→ Action item
Reproduce the records below exactly; the images should not appear.
*** Material for this exercise ***
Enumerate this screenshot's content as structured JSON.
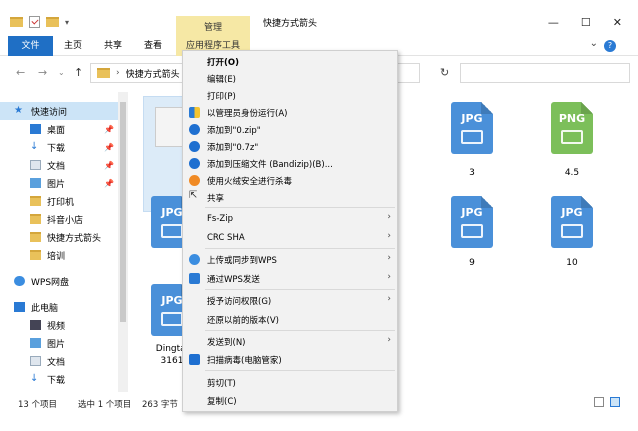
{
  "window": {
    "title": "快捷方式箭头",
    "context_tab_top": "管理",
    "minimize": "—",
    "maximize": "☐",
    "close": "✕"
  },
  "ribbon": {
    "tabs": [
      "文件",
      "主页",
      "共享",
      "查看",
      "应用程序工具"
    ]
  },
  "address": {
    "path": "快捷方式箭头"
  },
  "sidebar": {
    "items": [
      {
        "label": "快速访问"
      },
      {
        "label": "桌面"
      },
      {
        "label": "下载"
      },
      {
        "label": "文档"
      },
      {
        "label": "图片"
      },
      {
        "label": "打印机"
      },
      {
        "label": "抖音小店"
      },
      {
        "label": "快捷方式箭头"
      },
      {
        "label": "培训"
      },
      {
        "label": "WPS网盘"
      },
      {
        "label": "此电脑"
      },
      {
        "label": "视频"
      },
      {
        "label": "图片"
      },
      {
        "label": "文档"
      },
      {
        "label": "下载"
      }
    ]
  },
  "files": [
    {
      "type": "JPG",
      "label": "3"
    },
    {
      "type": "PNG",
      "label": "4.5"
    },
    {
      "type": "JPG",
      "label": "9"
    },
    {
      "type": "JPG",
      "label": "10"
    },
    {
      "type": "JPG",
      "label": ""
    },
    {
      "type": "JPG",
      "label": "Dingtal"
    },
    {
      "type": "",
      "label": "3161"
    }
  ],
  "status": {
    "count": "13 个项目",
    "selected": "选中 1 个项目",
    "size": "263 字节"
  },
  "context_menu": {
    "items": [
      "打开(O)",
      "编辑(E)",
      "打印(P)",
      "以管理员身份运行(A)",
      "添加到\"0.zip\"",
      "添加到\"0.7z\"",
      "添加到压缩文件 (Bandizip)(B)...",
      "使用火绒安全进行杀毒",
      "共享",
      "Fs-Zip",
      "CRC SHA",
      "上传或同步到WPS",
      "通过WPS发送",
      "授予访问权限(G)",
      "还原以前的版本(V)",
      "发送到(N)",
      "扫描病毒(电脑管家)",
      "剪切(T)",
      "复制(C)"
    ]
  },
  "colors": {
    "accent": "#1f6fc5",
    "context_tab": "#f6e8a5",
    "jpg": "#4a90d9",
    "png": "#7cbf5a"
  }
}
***
→ Reply
Enumerate this screenshot's content as structured JSON.
{
  "window": {
    "title": "快捷方式箭头",
    "context_tab_top": "管理",
    "minimize": "—",
    "maximize": "☐",
    "close": "✕"
  },
  "ribbon": {
    "tabs": [
      "文件",
      "主页",
      "共享",
      "查看",
      "应用程序工具"
    ]
  },
  "address": {
    "path": "快捷方式箭头"
  },
  "sidebar": {
    "items": [
      {
        "label": "快速访问"
      },
      {
        "label": "桌面"
      },
      {
        "label": "下载"
      },
      {
        "label": "文档"
      },
      {
        "label": "图片"
      },
      {
        "label": "打印机"
      },
      {
        "label": "抖音小店"
      },
      {
        "label": "快捷方式箭头"
      },
      {
        "label": "培训"
      },
      {
        "label": "WPS网盘"
      },
      {
        "label": "此电脑"
      },
      {
        "label": "视频"
      },
      {
        "label": "图片"
      },
      {
        "label": "文档"
      },
      {
        "label": "下载"
      }
    ]
  },
  "files": [
    {
      "type": "JPG",
      "label": "3"
    },
    {
      "type": "PNG",
      "label": "4.5"
    },
    {
      "type": "JPG",
      "label": "9"
    },
    {
      "type": "JPG",
      "label": "10"
    },
    {
      "type": "JPG",
      "label": ""
    },
    {
      "type": "JPG",
      "label": "Dingtal"
    },
    {
      "type": "",
      "label": "3161"
    }
  ],
  "status": {
    "count": "13 个项目",
    "selected": "选中 1 个项目",
    "size": "263 字节"
  },
  "context_menu": {
    "items": [
      "打开(O)",
      "编辑(E)",
      "打印(P)",
      "以管理员身份运行(A)",
      "添加到\"0.zip\"",
      "添加到\"0.7z\"",
      "添加到压缩文件 (Bandizip)(B)...",
      "使用火绒安全进行杀毒",
      "共享",
      "Fs-Zip",
      "CRC SHA",
      "上传或同步到WPS",
      "通过WPS发送",
      "授予访问权限(G)",
      "还原以前的版本(V)",
      "发送到(N)",
      "扫描病毒(电脑管家)",
      "剪切(T)",
      "复制(C)"
    ]
  },
  "colors": {
    "accent": "#1f6fc5",
    "context_tab": "#f6e8a5",
    "jpg": "#4a90d9",
    "png": "#7cbf5a"
  }
}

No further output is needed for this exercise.